Stored dataset items

——

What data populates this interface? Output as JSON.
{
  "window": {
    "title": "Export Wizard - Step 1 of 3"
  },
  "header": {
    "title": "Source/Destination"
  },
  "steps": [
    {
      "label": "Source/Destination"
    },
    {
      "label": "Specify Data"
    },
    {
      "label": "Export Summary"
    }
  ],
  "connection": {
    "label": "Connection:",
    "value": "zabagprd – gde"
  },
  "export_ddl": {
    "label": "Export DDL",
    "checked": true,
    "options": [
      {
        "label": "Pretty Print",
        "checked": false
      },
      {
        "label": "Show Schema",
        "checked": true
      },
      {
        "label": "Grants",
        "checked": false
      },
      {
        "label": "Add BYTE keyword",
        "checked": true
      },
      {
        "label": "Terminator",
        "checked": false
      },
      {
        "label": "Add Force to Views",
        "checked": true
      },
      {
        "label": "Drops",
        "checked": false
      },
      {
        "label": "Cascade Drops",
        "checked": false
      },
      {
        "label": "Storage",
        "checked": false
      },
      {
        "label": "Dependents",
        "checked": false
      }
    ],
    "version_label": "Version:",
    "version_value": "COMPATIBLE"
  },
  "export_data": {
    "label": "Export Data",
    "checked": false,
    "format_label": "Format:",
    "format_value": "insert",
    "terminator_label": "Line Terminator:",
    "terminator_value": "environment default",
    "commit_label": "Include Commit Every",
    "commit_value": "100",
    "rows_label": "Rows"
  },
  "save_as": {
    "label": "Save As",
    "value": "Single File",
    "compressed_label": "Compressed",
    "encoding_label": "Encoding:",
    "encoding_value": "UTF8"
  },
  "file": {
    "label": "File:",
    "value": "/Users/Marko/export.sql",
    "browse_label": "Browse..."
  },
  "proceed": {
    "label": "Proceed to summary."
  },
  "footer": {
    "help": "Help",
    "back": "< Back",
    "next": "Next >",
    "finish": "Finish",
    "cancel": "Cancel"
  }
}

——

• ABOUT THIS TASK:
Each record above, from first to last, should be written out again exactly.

• TASK OUTPUT:
What data populates this interface? Output as JSON.
{
  "window": {
    "title": "Export Wizard - Step 1 of 3"
  },
  "header": {
    "title": "Source/Destination"
  },
  "steps": [
    {
      "label": "Source/Destination"
    },
    {
      "label": "Specify Data"
    },
    {
      "label": "Export Summary"
    }
  ],
  "connection": {
    "label": "Connection:",
    "value": "zabagprd – gde"
  },
  "export_ddl": {
    "label": "Export DDL",
    "checked": true,
    "options": [
      {
        "label": "Pretty Print",
        "checked": false
      },
      {
        "label": "Show Schema",
        "checked": true
      },
      {
        "label": "Grants",
        "checked": false
      },
      {
        "label": "Add BYTE keyword",
        "checked": true
      },
      {
        "label": "Terminator",
        "checked": false
      },
      {
        "label": "Add Force to Views",
        "checked": true
      },
      {
        "label": "Drops",
        "checked": false
      },
      {
        "label": "Cascade Drops",
        "checked": false
      },
      {
        "label": "Storage",
        "checked": false
      },
      {
        "label": "Dependents",
        "checked": false
      }
    ],
    "version_label": "Version:",
    "version_value": "COMPATIBLE"
  },
  "export_data": {
    "label": "Export Data",
    "checked": false,
    "format_label": "Format:",
    "format_value": "insert",
    "terminator_label": "Line Terminator:",
    "terminator_value": "environment default",
    "commit_label": "Include Commit Every",
    "commit_value": "100",
    "rows_label": "Rows"
  },
  "save_as": {
    "label": "Save As",
    "value": "Single File",
    "compressed_label": "Compressed",
    "encoding_label": "Encoding:",
    "encoding_value": "UTF8"
  },
  "file": {
    "label": "File:",
    "value": "/Users/Marko/export.sql",
    "browse_label": "Browse..."
  },
  "proceed": {
    "label": "Proceed to summary."
  },
  "footer": {
    "help": "Help",
    "back": "< Back",
    "next": "Next >",
    "finish": "Finish",
    "cancel": "Cancel"
  }
}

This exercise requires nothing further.